## [Your objective]
Copy out every entry that follows, without a single picture.
Provided data section start
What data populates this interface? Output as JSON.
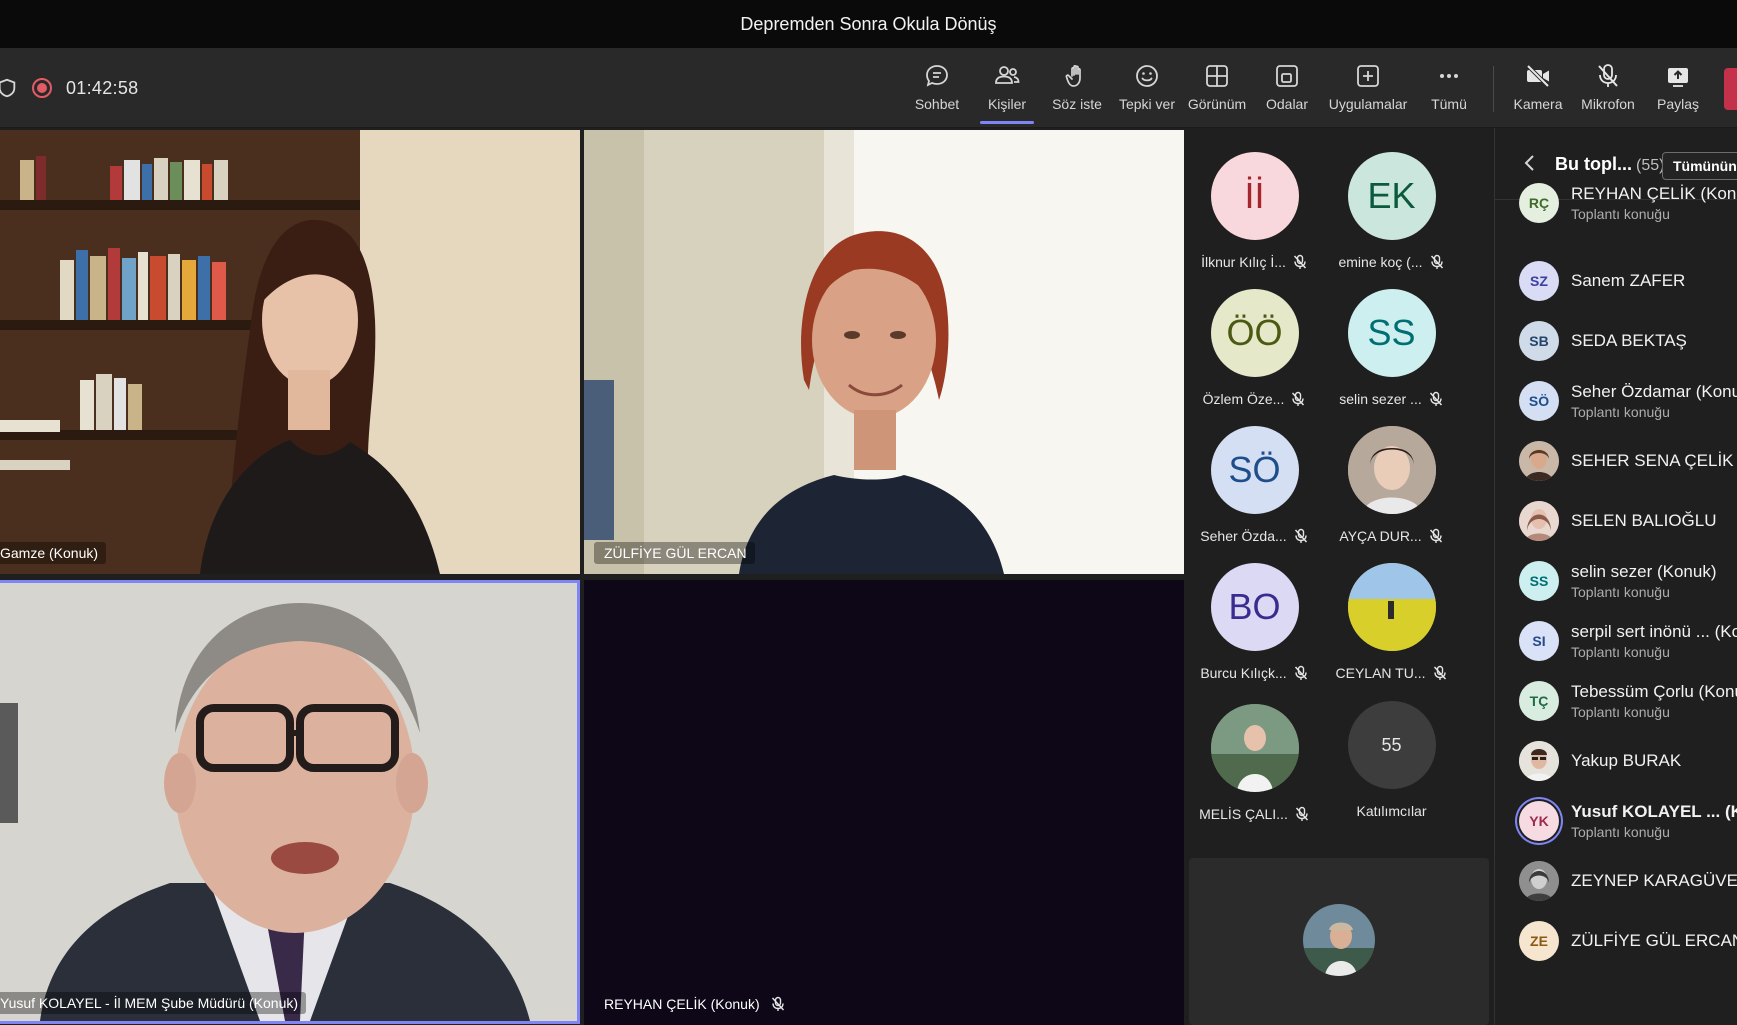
{
  "window": {
    "title": "Depremden Sonra Okula Dönüş"
  },
  "meeting": {
    "timer": "01:42:58"
  },
  "colors": {
    "accent": "#7f85f5",
    "record": "#e35b66",
    "leave": "#c4314b"
  },
  "toolbar": {
    "items": [
      {
        "label": "Sohbet",
        "icon": "chat-icon"
      },
      {
        "label": "Kişiler",
        "icon": "people-icon"
      },
      {
        "label": "Söz iste",
        "icon": "raise-hand-icon"
      },
      {
        "label": "Tepki ver",
        "icon": "reaction-icon"
      },
      {
        "label": "Görünüm",
        "icon": "view-grid-icon"
      },
      {
        "label": "Odalar",
        "icon": "rooms-icon"
      },
      {
        "label": "Uygulamalar",
        "icon": "apps-icon"
      },
      {
        "label": "Tümü",
        "icon": "more-icon"
      },
      {
        "label": "Kamera",
        "icon": "camera-off-icon"
      },
      {
        "label": "Mikrofon",
        "icon": "mic-off-icon"
      },
      {
        "label": "Paylaş",
        "icon": "share-icon"
      }
    ]
  },
  "video_tiles": [
    {
      "name": "Gamze (Konuk)"
    },
    {
      "name": "ZÜLFİYE GÜL ERCAN"
    },
    {
      "name": "Yusuf KOLAYEL - İl MEM Şube Müdürü (Konuk)"
    },
    {
      "name": "REYHAN ÇELİK (Konuk)"
    }
  ],
  "gallery": {
    "items": [
      {
        "initials": "İİ",
        "label": "İlknur Kılıç İ...",
        "bg": "#f8d8dc",
        "fg": "#a4262c"
      },
      {
        "initials": "EK",
        "label": "emine koç (...",
        "bg": "#cbe6dc",
        "fg": "#0b5a3d"
      },
      {
        "initials": "ÖÖ",
        "label": "Özlem Öze...",
        "bg": "#e5e8c9",
        "fg": "#4a5a12"
      },
      {
        "initials": "SS",
        "label": "selin sezer ...",
        "bg": "#cdeff0",
        "fg": "#006f73"
      },
      {
        "initials": "SÖ",
        "label": "Seher Özda...",
        "bg": "#d4dff3",
        "fg": "#1e4d8c"
      },
      {
        "initials": "",
        "label": "AYÇA DUR...",
        "bg": "#c7b9ae",
        "fg": "#333"
      },
      {
        "initials": "BO",
        "label": "Burcu Kılıçk...",
        "bg": "#dcd9f5",
        "fg": "#3b2b8f"
      },
      {
        "initials": "",
        "label": "CEYLAN TU...",
        "bg": "#b9c24a",
        "fg": "#333"
      },
      {
        "initials": "",
        "label": "MELİS ÇALI...",
        "bg": "#6f8a6a",
        "fg": "#fff"
      },
      {
        "initials": "55",
        "label": "Katılımcılar",
        "bg": "#3d3d3d",
        "fg": "#e6e6e6"
      }
    ]
  },
  "panel": {
    "title": "Bu topl...",
    "count": "(55)",
    "mute_all_label": "Tümünün",
    "participants": [
      {
        "initials": "RÇ",
        "name": "REYHAN ÇELİK (Konuk)",
        "sub": "Toplantı konuğu",
        "bg": "#e4efe0",
        "fg": "#3c6b2a"
      },
      {
        "initials": "SZ",
        "name": "Sanem ZAFER",
        "sub": "",
        "bg": "#d9dcf4",
        "fg": "#3b3f9e"
      },
      {
        "initials": "SB",
        "name": "SEDA BEKTAŞ",
        "sub": "",
        "bg": "#cfdbe8",
        "fg": "#24466b"
      },
      {
        "initials": "SÖ",
        "name": "Seher Özdamar (Konuk)",
        "sub": "Toplantı konuğu",
        "bg": "#d4dff3",
        "fg": "#1e4d8c"
      },
      {
        "initials": "",
        "name": "SEHER SENA ÇELİK",
        "sub": "",
        "bg": "#8a6d5a",
        "fg": "#fff"
      },
      {
        "initials": "",
        "name": "SELEN BALIOĞLU",
        "sub": "",
        "bg": "#c9a49a",
        "fg": "#fff"
      },
      {
        "initials": "SS",
        "name": "selin sezer (Konuk)",
        "sub": "Toplantı konuğu",
        "bg": "#cdeff0",
        "fg": "#006f73"
      },
      {
        "initials": "SI",
        "name": "serpil sert inönü ... (Konuk)",
        "sub": "Toplantı konuğu",
        "bg": "#d9e2f6",
        "fg": "#264a8c"
      },
      {
        "initials": "TÇ",
        "name": "Tebessüm Çorlu (Konuk)",
        "sub": "Toplantı konuğu",
        "bg": "#d8ece0",
        "fg": "#1f6b43"
      },
      {
        "initials": "",
        "name": "Yakup BURAK",
        "sub": "",
        "bg": "#d8cfc6",
        "fg": "#333"
      },
      {
        "initials": "YK",
        "name": "Yusuf KOLAYEL ...  (Konuk)",
        "sub": "Toplantı konuğu",
        "bg": "#f6dbe3",
        "fg": "#9c2a4a"
      },
      {
        "initials": "",
        "name": "ZEYNEP KARAGÜVEN",
        "sub": "",
        "bg": "#6c6c6c",
        "fg": "#fff"
      },
      {
        "initials": "ZE",
        "name": "ZÜLFİYE GÜL ERCAN",
        "sub": "",
        "bg": "#f7e6cf",
        "fg": "#8a5a12"
      }
    ]
  }
}
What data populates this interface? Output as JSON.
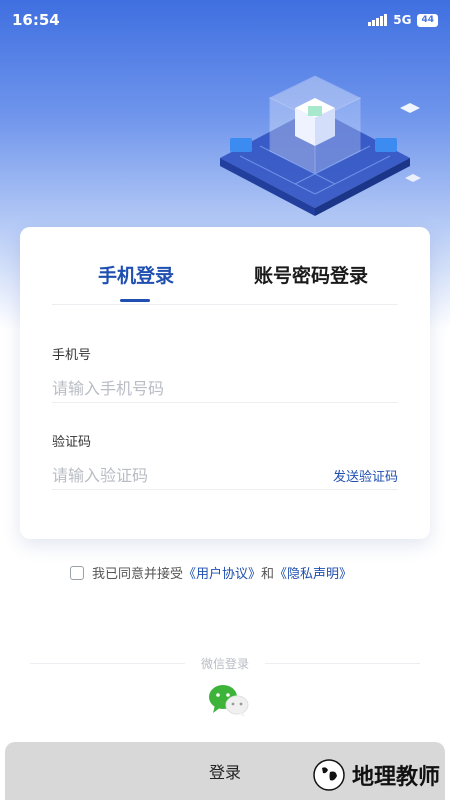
{
  "status_bar": {
    "time": "16:54",
    "network": "5G",
    "battery": "44"
  },
  "tabs": {
    "phone_login": "手机登录",
    "password_login": "账号密码登录"
  },
  "phone_field": {
    "label": "手机号",
    "placeholder": "请输入手机号码"
  },
  "code_field": {
    "label": "验证码",
    "placeholder": "请输入验证码",
    "send_label": "发送验证码"
  },
  "agreement": {
    "prefix": "我已同意并接受",
    "user_agreement": "《用户协议》",
    "and": "和",
    "privacy": "《隐私声明》"
  },
  "wechat": {
    "label": "微信登录",
    "icon": "wechat-icon"
  },
  "login_button": "登录",
  "watermark": "地理教师",
  "colors": {
    "accent": "#1f4fb0",
    "hero_top": "#3f6fe0",
    "wechat_green": "#3db33a"
  }
}
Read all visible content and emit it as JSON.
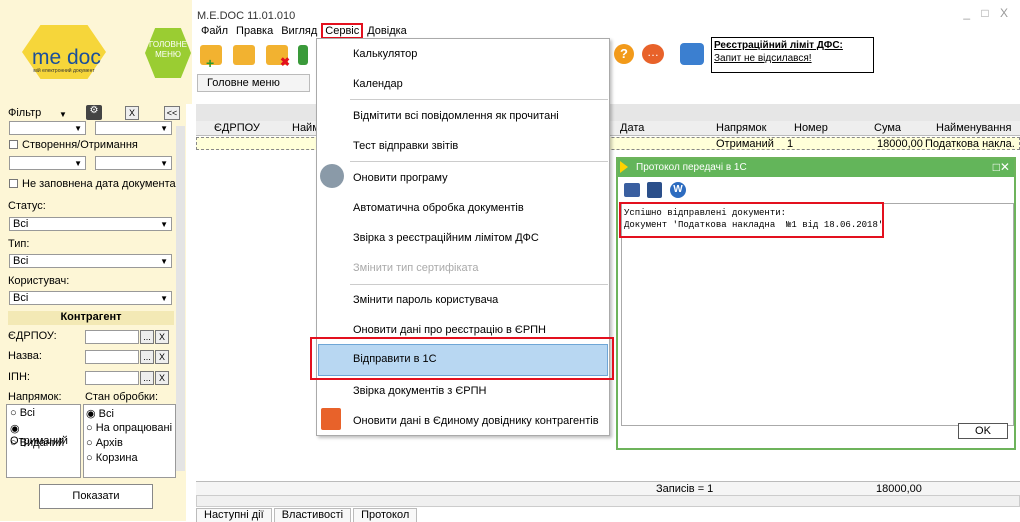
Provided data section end
## [Solution]
What data populates this interface? Output as JSON.
{
  "window": {
    "title": "Depremden Sonra Okula Dönüş"
  },
  "meeting": {
    "timer": "01:42:58"
  },
  "colors": {
    "accent": "#7f85f5",
    "record": "#e35b66",
    "leave": "#c4314b"
  },
  "toolbar": {
    "items": [
      {
        "label": "Sohbet",
        "icon": "chat-icon"
      },
      {
        "label": "Kişiler",
        "icon": "people-icon"
      },
      {
        "label": "Söz iste",
        "icon": "raise-hand-icon"
      },
      {
        "label": "Tepki ver",
        "icon": "reaction-icon"
      },
      {
        "label": "Görünüm",
        "icon": "view-grid-icon"
      },
      {
        "label": "Odalar",
        "icon": "rooms-icon"
      },
      {
        "label": "Uygulamalar",
        "icon": "apps-icon"
      },
      {
        "label": "Tümü",
        "icon": "more-icon"
      },
      {
        "label": "Kamera",
        "icon": "camera-off-icon"
      },
      {
        "label": "Mikrofon",
        "icon": "mic-off-icon"
      },
      {
        "label": "Paylaş",
        "icon": "share-icon"
      }
    ]
  },
  "video_tiles": [
    {
      "name": "Gamze (Konuk)"
    },
    {
      "name": "ZÜLFİYE GÜL ERCAN"
    },
    {
      "name": "Yusuf KOLAYEL - İl MEM Şube Müdürü (Konuk)"
    },
    {
      "name": "REYHAN ÇELİK (Konuk)"
    }
  ],
  "gallery": {
    "items": [
      {
        "initials": "İİ",
        "label": "İlknur Kılıç İ...",
        "bg": "#f8d8dc",
        "fg": "#a4262c"
      },
      {
        "initials": "EK",
        "label": "emine koç (...",
        "bg": "#cbe6dc",
        "fg": "#0b5a3d"
      },
      {
        "initials": "ÖÖ",
        "label": "Özlem Öze...",
        "bg": "#e5e8c9",
        "fg": "#4a5a12"
      },
      {
        "initials": "SS",
        "label": "selin sezer ...",
        "bg": "#cdeff0",
        "fg": "#006f73"
      },
      {
        "initials": "SÖ",
        "label": "Seher Özda...",
        "bg": "#d4dff3",
        "fg": "#1e4d8c"
      },
      {
        "initials": "",
        "label": "AYÇA DUR...",
        "bg": "#c7b9ae",
        "fg": "#333"
      },
      {
        "initials": "BO",
        "label": "Burcu Kılıçk...",
        "bg": "#dcd9f5",
        "fg": "#3b2b8f"
      },
      {
        "initials": "",
        "label": "CEYLAN TU...",
        "bg": "#b9c24a",
        "fg": "#333"
      },
      {
        "initials": "",
        "label": "MELİS ÇALI...",
        "bg": "#6f8a6a",
        "fg": "#fff"
      },
      {
        "initials": "55",
        "label": "Katılımcılar",
        "bg": "#3d3d3d",
        "fg": "#e6e6e6"
      }
    ]
  },
  "panel": {
    "title": "Bu topl...",
    "count": "(55)",
    "mute_all_label": "Tümünün",
    "participants": [
      {
        "initials": "RÇ",
        "name": "REYHAN ÇELİK (Konuk)",
        "sub": "Toplantı konuğu",
        "bg": "#e4efe0",
        "fg": "#3c6b2a"
      },
      {
        "initials": "SZ",
        "name": "Sanem ZAFER",
        "sub": "",
        "bg": "#d9dcf4",
        "fg": "#3b3f9e"
      },
      {
        "initials": "SB",
        "name": "SEDA BEKTAŞ",
        "sub": "",
        "bg": "#cfdbe8",
        "fg": "#24466b"
      },
      {
        "initials": "SÖ",
        "name": "Seher Özdamar (Konuk)",
        "sub": "Toplantı konuğu",
        "bg": "#d4dff3",
        "fg": "#1e4d8c"
      },
      {
        "initials": "",
        "name": "SEHER SENA ÇELİK",
        "sub": "",
        "bg": "#8a6d5a",
        "fg": "#fff"
      },
      {
        "initials": "",
        "name": "SELEN BALIOĞLU",
        "sub": "",
        "bg": "#c9a49a",
        "fg": "#fff"
      },
      {
        "initials": "SS",
        "name": "selin sezer (Konuk)",
        "sub": "Toplantı konuğu",
        "bg": "#cdeff0",
        "fg": "#006f73"
      },
      {
        "initials": "SI",
        "name": "serpil sert inönü ... (Konuk)",
        "sub": "Toplantı konuğu",
        "bg": "#d9e2f6",
        "fg": "#264a8c"
      },
      {
        "initials": "TÇ",
        "name": "Tebessüm Çorlu (Konuk)",
        "sub": "Toplantı konuğu",
        "bg": "#d8ece0",
        "fg": "#1f6b43"
      },
      {
        "initials": "",
        "name": "Yakup BURAK",
        "sub": "",
        "bg": "#d8cfc6",
        "fg": "#333"
      },
      {
        "initials": "YK",
        "name": "Yusuf KOLAYEL ...  (Konuk)",
        "sub": "Toplantı konuğu",
        "bg": "#f6dbe3",
        "fg": "#9c2a4a"
      },
      {
        "initials": "",
        "name": "ZEYNEP KARAGÜVEN",
        "sub": "",
        "bg": "#6c6c6c",
        "fg": "#fff"
      },
      {
        "initials": "ZE",
        "name": "ZÜLFİYE GÜL ERCAN",
        "sub": "",
        "bg": "#f7e6cf",
        "fg": "#8a5a12"
      }
    ]
  }
}
What data populates this interface? Output as JSON.
{
  "status_bar": {
    "time": "16:54",
    "network": "5G",
    "battery": "44"
  },
  "tabs": {
    "phone_login": "手机登录",
    "password_login": "账号密码登录"
  },
  "phone_field": {
    "label": "手机号",
    "placeholder": "请输入手机号码"
  },
  "code_field": {
    "label": "验证码",
    "placeholder": "请输入验证码",
    "send_label": "发送验证码"
  },
  "agreement": {
    "prefix": "我已同意并接受",
    "user_agreement": "《用户协议》",
    "and": "和",
    "privacy": "《隐私声明》"
  },
  "wechat": {
    "label": "微信登录",
    "icon": "wechat-icon"
  },
  "login_button": "登录",
  "watermark": "地理教师",
  "colors": {
    "accent": "#1f4fb0",
    "hero_top": "#3f6fe0",
    "wechat_green": "#3db33a"
  }
}
Read all visible content and emit it as JSON.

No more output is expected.